- [What is being asked]: Each line below that holds the word "Unnamed" counts toward the answer; reply with the total number only.

- [Entries supplied]:
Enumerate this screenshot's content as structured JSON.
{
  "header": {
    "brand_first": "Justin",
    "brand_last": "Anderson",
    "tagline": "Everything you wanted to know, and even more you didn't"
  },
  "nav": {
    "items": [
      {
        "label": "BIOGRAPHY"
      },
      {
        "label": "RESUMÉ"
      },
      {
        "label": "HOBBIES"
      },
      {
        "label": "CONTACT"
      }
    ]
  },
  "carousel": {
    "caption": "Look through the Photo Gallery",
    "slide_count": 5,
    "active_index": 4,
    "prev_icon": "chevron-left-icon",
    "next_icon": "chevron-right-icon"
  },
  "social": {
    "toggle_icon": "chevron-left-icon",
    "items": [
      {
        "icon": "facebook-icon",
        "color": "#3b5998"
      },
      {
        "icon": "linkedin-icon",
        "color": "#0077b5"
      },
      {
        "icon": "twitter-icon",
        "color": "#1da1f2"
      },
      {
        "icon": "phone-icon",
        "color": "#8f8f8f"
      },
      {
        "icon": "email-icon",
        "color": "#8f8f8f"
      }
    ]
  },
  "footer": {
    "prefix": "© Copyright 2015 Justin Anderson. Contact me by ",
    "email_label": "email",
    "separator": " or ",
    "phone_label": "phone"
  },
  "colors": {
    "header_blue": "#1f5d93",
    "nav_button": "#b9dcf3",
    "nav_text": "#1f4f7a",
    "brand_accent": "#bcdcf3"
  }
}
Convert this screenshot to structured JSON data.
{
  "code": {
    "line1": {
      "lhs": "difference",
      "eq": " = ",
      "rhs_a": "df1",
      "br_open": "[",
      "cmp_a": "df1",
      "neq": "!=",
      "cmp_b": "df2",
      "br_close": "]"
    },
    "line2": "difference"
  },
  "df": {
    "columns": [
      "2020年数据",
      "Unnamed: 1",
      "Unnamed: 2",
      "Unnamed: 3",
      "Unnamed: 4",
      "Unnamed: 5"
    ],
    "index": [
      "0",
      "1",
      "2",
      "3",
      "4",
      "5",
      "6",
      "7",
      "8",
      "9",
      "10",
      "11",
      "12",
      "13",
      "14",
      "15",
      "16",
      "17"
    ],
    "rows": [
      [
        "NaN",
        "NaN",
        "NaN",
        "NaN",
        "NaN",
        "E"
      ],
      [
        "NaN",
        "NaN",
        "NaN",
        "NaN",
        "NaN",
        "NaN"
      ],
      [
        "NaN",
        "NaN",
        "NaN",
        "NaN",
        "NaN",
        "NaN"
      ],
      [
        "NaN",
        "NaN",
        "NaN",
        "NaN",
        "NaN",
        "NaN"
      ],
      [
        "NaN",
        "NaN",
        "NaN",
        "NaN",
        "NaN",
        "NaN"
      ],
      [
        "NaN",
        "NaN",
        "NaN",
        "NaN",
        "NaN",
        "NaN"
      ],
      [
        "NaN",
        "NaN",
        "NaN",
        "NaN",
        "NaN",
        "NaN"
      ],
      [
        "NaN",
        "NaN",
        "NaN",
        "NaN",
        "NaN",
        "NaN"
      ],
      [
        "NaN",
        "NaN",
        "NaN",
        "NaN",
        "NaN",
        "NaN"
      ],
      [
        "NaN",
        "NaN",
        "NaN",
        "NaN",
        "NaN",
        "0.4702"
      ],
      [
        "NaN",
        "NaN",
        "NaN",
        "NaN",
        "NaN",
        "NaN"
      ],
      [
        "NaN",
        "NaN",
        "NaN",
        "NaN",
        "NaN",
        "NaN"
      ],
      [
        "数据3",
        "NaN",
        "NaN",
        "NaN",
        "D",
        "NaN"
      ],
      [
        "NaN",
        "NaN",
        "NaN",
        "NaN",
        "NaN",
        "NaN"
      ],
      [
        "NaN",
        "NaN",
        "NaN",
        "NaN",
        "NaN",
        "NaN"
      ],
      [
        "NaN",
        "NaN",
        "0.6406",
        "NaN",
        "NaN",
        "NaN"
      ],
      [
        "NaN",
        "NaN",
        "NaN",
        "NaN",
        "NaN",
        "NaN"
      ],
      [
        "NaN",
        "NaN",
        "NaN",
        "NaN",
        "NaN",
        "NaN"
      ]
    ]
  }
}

- [Answer space]: 5